Brian Taylor is against proposals for schools to part-pay the wages of lollipop men and women.
Headteachers are up in arms over the plans, which would force schools to either stump up the cash or scrap their lollipop man or woman altogether. School crossing patrols are currently funded by Lancashire County Council.
Mr Taylor, 71, has been a lollipop man at the junction of Broadway and Beaufort Road for three and a half years.
“We all had a memo last month to that effect,” said Mr Taylor.
“I’m retired but some of the lollipop men and women depend on the income.
“At the end of the day it’s one hour a day at £6.69.
“They are picking on the wrong ones. It’s not the money, they should be looking after the kids.”
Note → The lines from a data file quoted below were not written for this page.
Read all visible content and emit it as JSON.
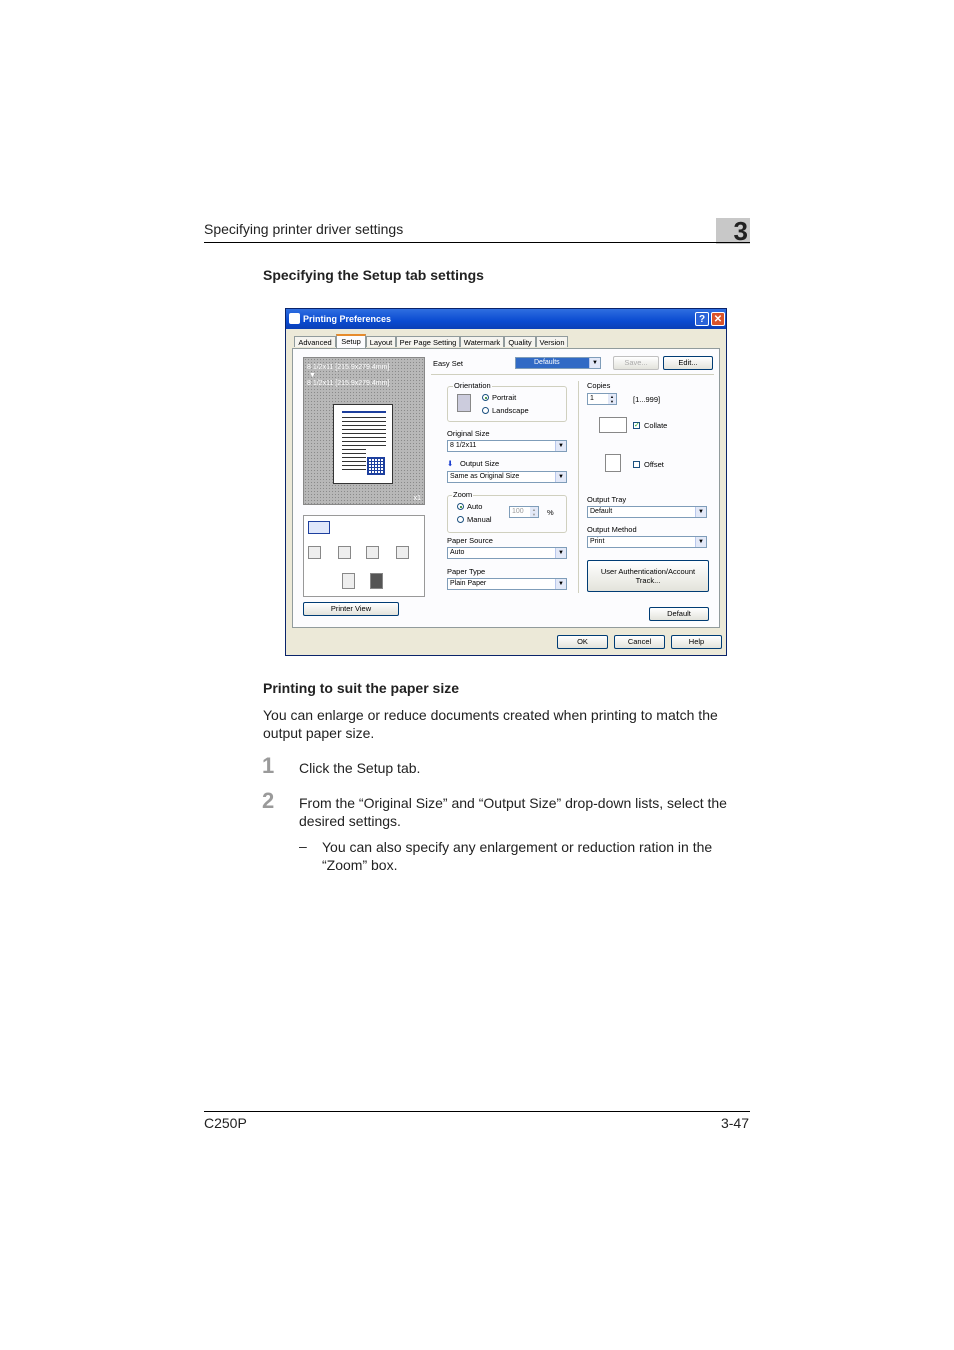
{
  "header": {
    "section_title": "Specifying printer driver settings",
    "chapter_number": "3"
  },
  "section_heading": "Specifying the Setup tab settings",
  "dialog": {
    "title": "Printing Preferences",
    "title_buttons": {
      "help": "?",
      "close": "✕"
    },
    "tabs": [
      "Advanced",
      "Setup",
      "Layout",
      "Per Page Setting",
      "Watermark",
      "Quality",
      "Version"
    ],
    "active_tab": "Setup",
    "preview": {
      "line1": "8 1/2x11 [215.9x279.4mm]",
      "arrow": "▼",
      "line2": "8 1/2x11 [215.9x279.4mm]",
      "scale": "x1"
    },
    "printer_view_button": "Printer View",
    "easy_set": {
      "label": "Easy Set",
      "value": "Defaults",
      "save_button": "Save...",
      "edit_button": "Edit..."
    },
    "orientation": {
      "label": "Orientation",
      "portrait": "Portrait",
      "landscape": "Landscape"
    },
    "original_size": {
      "label": "Original Size",
      "value": "8 1/2x11"
    },
    "output_size": {
      "label": "Output Size",
      "value": "Same as Original Size"
    },
    "zoom": {
      "label": "Zoom",
      "auto": "Auto",
      "manual": "Manual",
      "value": "100",
      "unit": "%"
    },
    "paper_source": {
      "label": "Paper Source",
      "value": "Auto"
    },
    "paper_type": {
      "label": "Paper Type",
      "value": "Plain Paper"
    },
    "copies": {
      "label": "Copies",
      "value": "1",
      "range": "[1...999]",
      "collate": "Collate",
      "offset": "Offset"
    },
    "output_tray": {
      "label": "Output Tray",
      "value": "Default"
    },
    "output_method": {
      "label": "Output Method",
      "value": "Print"
    },
    "auth_button": {
      "line1": "User Authentication/Account",
      "line2": "Track..."
    },
    "default_button": "Default",
    "footer_buttons": {
      "ok": "OK",
      "cancel": "Cancel",
      "help": "Help"
    }
  },
  "subheading": "Printing to suit the paper size",
  "intro": "You can enlarge or reduce documents created when printing to match the output paper size.",
  "steps": [
    {
      "num": "1",
      "text": "Click the Setup tab."
    },
    {
      "num": "2",
      "text": "From the “Original Size” and “Output Size” drop-down lists, select the desired settings."
    }
  ],
  "substep": {
    "dash": "–",
    "text": "You can also specify any enlargement or reduction ration in the “Zoom” box."
  },
  "footer": {
    "model": "C250P",
    "page": "3-47"
  }
}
Lancashire County Council hopes to shave £500,000 from its budget by giving schools £2,000 towards the cost of paying for crossing patrols.
However, the true cost of each lollipop man or woman is around £4,500 and schools will also have to add the patrols to their staff rolls.
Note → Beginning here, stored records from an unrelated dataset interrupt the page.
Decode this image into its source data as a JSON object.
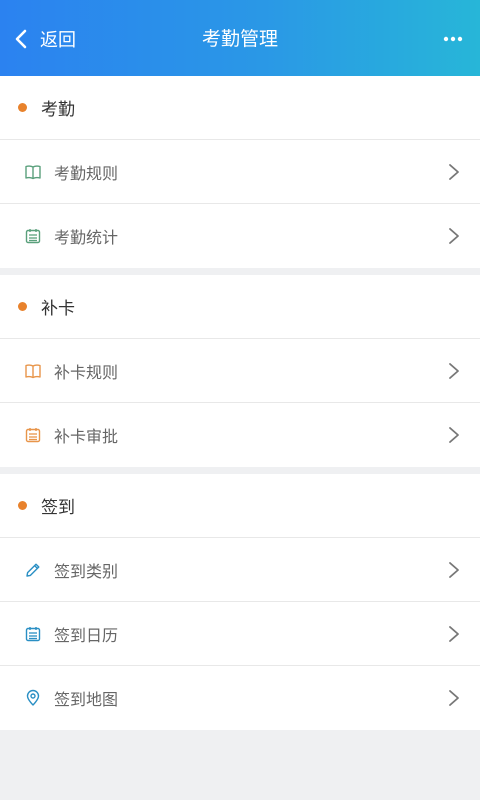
{
  "header": {
    "back_label": "返回",
    "title": "考勤管理"
  },
  "colors": {
    "header_start": "#2b82f0",
    "header_end": "#27b6d8",
    "bullet": "#e8822c",
    "icon_green": "#5aa07c",
    "icon_orange": "#e8954a",
    "icon_blue": "#2a8fc4"
  },
  "sections": [
    {
      "title": "考勤",
      "items": [
        {
          "label": "考勤规则",
          "icon": "book-icon"
        },
        {
          "label": "考勤统计",
          "icon": "calendar-icon"
        }
      ]
    },
    {
      "title": "补卡",
      "items": [
        {
          "label": "补卡规则",
          "icon": "book-icon"
        },
        {
          "label": "补卡审批",
          "icon": "calendar-icon"
        }
      ]
    },
    {
      "title": "签到",
      "items": [
        {
          "label": "签到类别",
          "icon": "pencil-icon"
        },
        {
          "label": "签到日历",
          "icon": "calendar-icon"
        },
        {
          "label": "签到地图",
          "icon": "location-pin-icon"
        }
      ]
    }
  ]
}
John Ross, head teacher of Great Wood Primary School in Morecambe, said: “The initial idea of passing (a large percentage) of the crossing patrol costs to primary schools doesn’t seem very well thought out.
“It is good there is a period so that we can put our heads together and develop a workable solution.”
Another local head teacher, who asked not to be named, said: “I would be concerned if it was likely that school crossing patrols would be cut in any shape or form.
“That would potentially be quite dangerous for children particularly at times of year when visibility isn’t good.
“I would be hard pressed to find money to fund a crossing guard but if it came to it I would have to do that.”
County Councillor John Fillis, cabinet member for highways and transport, said: “The council is faced with an unprecedented financial challenge, having to save £300m from our budget over the next four years due to cuts made by central Government.
“In the past more schools asked us for a lollipop man or woman than we were able to provide.
“By sharing the cost with the school, the proposal offers the opportunity of increasing the number of crossing patrols across the county and means that schools that did not previously meet the criteria can benefit from having their own crossing patrol.”
The changes will not come in until the 2015/16 academic year to allow further consultation with schools.